What is needed | When you repeat the listing, keep every character as it is.
==== Stored data
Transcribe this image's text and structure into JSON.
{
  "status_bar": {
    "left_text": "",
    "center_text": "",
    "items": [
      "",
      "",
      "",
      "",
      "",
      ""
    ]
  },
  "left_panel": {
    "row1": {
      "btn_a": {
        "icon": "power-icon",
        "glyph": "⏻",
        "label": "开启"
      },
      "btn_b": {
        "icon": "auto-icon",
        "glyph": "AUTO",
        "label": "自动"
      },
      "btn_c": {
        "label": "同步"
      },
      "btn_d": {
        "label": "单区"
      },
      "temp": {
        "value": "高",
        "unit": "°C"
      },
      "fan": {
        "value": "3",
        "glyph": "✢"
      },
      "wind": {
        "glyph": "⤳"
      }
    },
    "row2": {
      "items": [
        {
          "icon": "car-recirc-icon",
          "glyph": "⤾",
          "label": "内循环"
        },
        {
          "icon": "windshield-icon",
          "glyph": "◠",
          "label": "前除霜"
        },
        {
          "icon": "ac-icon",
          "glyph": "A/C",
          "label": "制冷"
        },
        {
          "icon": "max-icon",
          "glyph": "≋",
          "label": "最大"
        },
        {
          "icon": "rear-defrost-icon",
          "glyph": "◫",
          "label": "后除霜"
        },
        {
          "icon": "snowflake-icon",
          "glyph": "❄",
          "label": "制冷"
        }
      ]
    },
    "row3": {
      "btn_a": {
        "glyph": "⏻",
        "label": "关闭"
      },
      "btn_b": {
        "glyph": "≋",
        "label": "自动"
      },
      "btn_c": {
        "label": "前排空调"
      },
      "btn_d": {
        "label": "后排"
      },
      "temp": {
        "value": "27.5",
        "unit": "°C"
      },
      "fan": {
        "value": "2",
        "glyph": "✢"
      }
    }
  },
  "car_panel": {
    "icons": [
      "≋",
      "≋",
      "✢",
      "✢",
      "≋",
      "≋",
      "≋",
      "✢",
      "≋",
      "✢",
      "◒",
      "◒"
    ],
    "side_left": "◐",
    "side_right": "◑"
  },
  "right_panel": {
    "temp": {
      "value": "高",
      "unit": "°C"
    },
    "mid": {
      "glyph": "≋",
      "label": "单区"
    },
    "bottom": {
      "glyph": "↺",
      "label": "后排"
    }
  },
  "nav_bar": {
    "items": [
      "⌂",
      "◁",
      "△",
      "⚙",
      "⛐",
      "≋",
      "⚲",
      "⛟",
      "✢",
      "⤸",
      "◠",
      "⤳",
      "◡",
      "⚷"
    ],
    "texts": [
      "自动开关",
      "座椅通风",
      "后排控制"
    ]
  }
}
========
Result |
Transcribe this image's text and structure into JSON.
{
  "status_bar": {
    "left_text": "",
    "center_text": "",
    "items": [
      "",
      "",
      "",
      "",
      "",
      ""
    ]
  },
  "left_panel": {
    "row1": {
      "btn_a": {
        "icon": "power-icon",
        "glyph": "⏻",
        "label": "开启"
      },
      "btn_b": {
        "icon": "auto-icon",
        "glyph": "AUTO",
        "label": "自动"
      },
      "btn_c": {
        "label": "同步"
      },
      "btn_d": {
        "label": "单区"
      },
      "temp": {
        "value": "高",
        "unit": "°C"
      },
      "fan": {
        "value": "3",
        "glyph": "✢"
      },
      "wind": {
        "glyph": "⤳"
      }
    },
    "row2": {
      "items": [
        {
          "icon": "car-recirc-icon",
          "glyph": "⤾",
          "label": "内循环"
        },
        {
          "icon": "windshield-icon",
          "glyph": "◠",
          "label": "前除霜"
        },
        {
          "icon": "ac-icon",
          "glyph": "A/C",
          "label": "制冷"
        },
        {
          "icon": "max-icon",
          "glyph": "≋",
          "label": "最大"
        },
        {
          "icon": "rear-defrost-icon",
          "glyph": "◫",
          "label": "后除霜"
        },
        {
          "icon": "snowflake-icon",
          "glyph": "❄",
          "label": "制冷"
        }
      ]
    },
    "row3": {
      "btn_a": {
        "glyph": "⏻",
        "label": "关闭"
      },
      "btn_b": {
        "glyph": "≋",
        "label": "自动"
      },
      "btn_c": {
        "label": "前排空调"
      },
      "btn_d": {
        "label": "后排"
      },
      "temp": {
        "value": "27.5",
        "unit": "°C"
      },
      "fan": {
        "value": "2",
        "glyph": "✢"
      }
    }
  },
  "car_panel": {
    "icons": [
      "≋",
      "≋",
      "✢",
      "✢",
      "≋",
      "≋",
      "≋",
      "✢",
      "≋",
      "✢",
      "◒",
      "◒"
    ],
    "side_left": "◐",
    "side_right": "◑"
  },
  "right_panel": {
    "temp": {
      "value": "高",
      "unit": "°C"
    },
    "mid": {
      "glyph": "≋",
      "label": "单区"
    },
    "bottom": {
      "glyph": "↺",
      "label": "后排"
    }
  },
  "nav_bar": {
    "items": [
      "⌂",
      "◁",
      "△",
      "⚙",
      "⛐",
      "≋",
      "⚲",
      "⛟",
      "✢",
      "⤸",
      "◠",
      "⤳",
      "◡",
      "⚷"
    ],
    "texts": [
      "自动开关",
      "座椅通风",
      "后排控制"
    ]
  }
}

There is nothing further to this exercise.